– Many of the environmental challenges that are now becoming so severe started hundreds of years ago with the industrial revolution which began in more developed countries. They bear a particular responsibility for these crises, especially as most of the effects are going to be felt in the areas and countries that are and have contributed much less, Voigt argues.

The underlying equity challenges concern not only the relationships between the Global North and the Global South, but also between those that are living today and future generations as well as between humans and the natural world.

– Law is in principle focused on human needs, but there is a whole natural world out there that is increasingly recognized as having environmental rights and standing on its own. This is another aspect of justice that we will discuss at the conference.

Illustration photo of drought
The future is now: When Voigt were preparing her lecture slides for her course on environmental law, she was searching for photos of environmental destruction. She was schooked when she realized that all the photos she had chosen were taken within the last week. This illustrations photo shows the low water of the Rhine river in Cologne, Germany. Photo:
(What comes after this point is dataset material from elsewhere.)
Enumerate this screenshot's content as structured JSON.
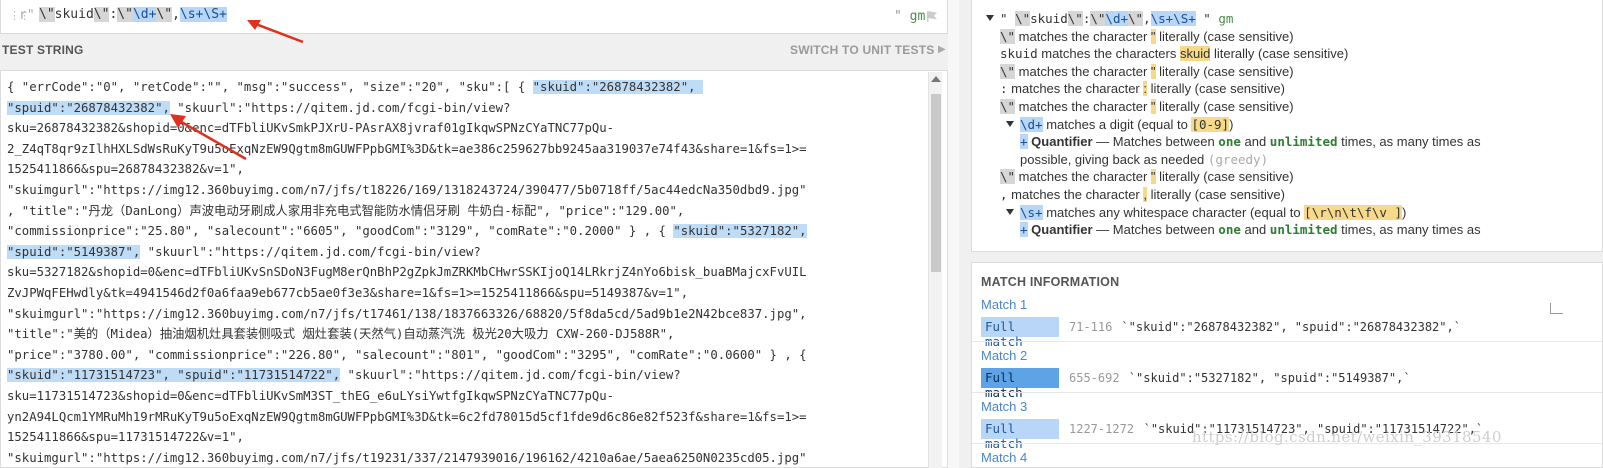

Hope for stimulating, creative, and instructive discussions

The conference will gather over 250 invited guests as well as many more who are interested in the field. On the speaker list, there are lawyers from various subfields and stages of their careers, but also international and domestic judges, diplomats, UN personnel, representatives from other international organizations, and politicians such as the Norwegian Minister of the environment, Espen Barth Eide.
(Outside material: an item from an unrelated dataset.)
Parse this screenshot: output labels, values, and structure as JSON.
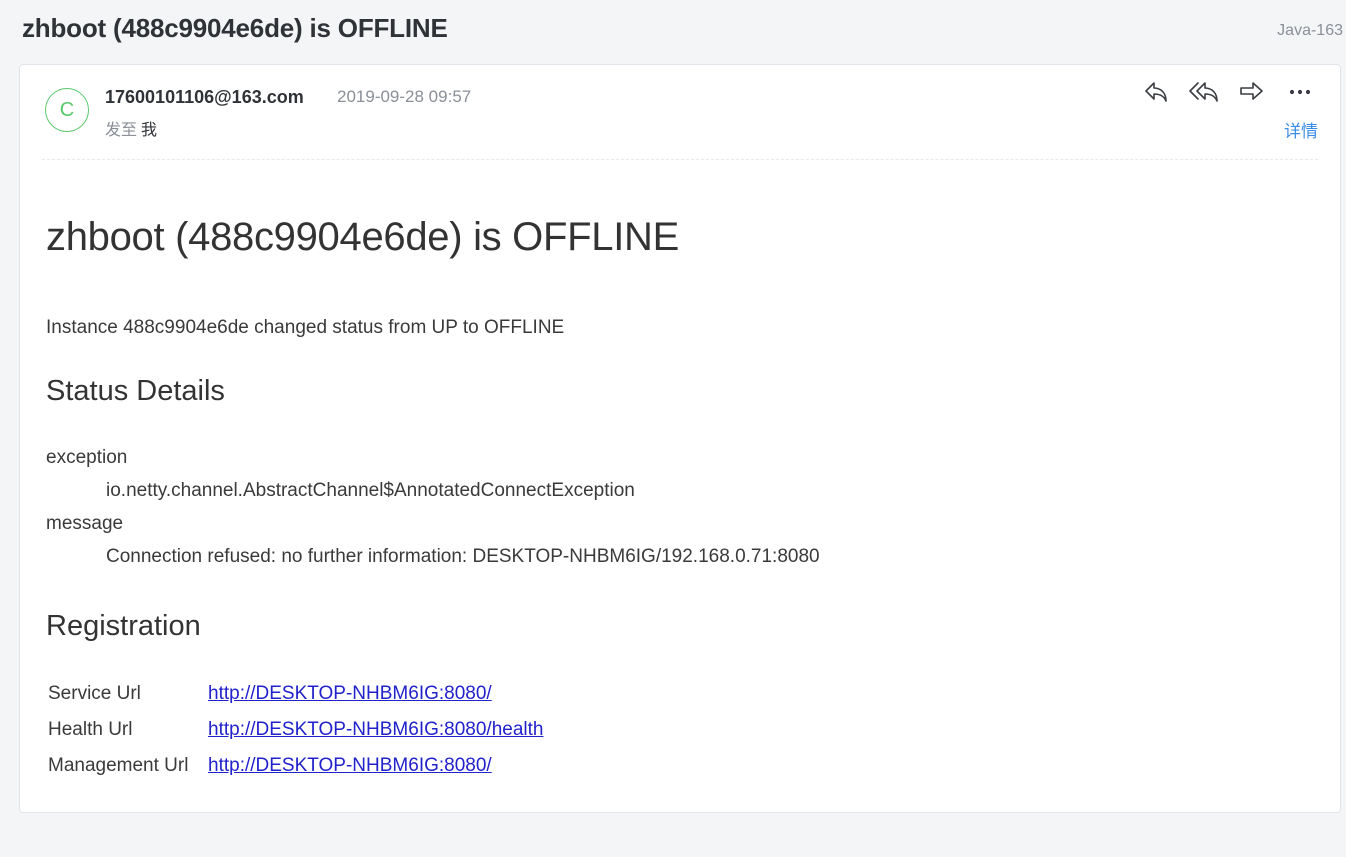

– We hope for stimulating, creative, and instructive discussions and you only get that if you broaden your perspectives and include a lot of different views, Voigt explains.   

The conference is organized as a collaboration between the University of Oslo, the IUCN World Commission on Environmental Law, and a long list of other international and Norwegian partners. 

External experiences give positive feedback

Over the course of her career, Voigt has had many positions in international and multilateral fora working with environmental challenges. Though it is sometimes stressful, Voigt strongly encourages more academics to do the same.

– This is something I feel is incredibly valuable for my research, as I can take these outside experiences as background knowledge and reflect on them further, she says.

But equally important, the positive feedback loop also goes the other way around. Those engaged in international negotiations tend to have a very hectic schedule where they don’t have the time to think “the long thoughts" and to have a logical and critical approach to the issue at stake.  

– If you come in there as an academic, this can help the negotiators look at the whole picture and in seeing interconnections between different elements. It can also help them look at procedural questions which sometimes get forgotten in the heat of the moment, Voigt explains.



By Hanna Jarstø Ervik
Published Sep. 16, 2022 3:41 PM - Last modified Sep. 19, 2022 11:04 AM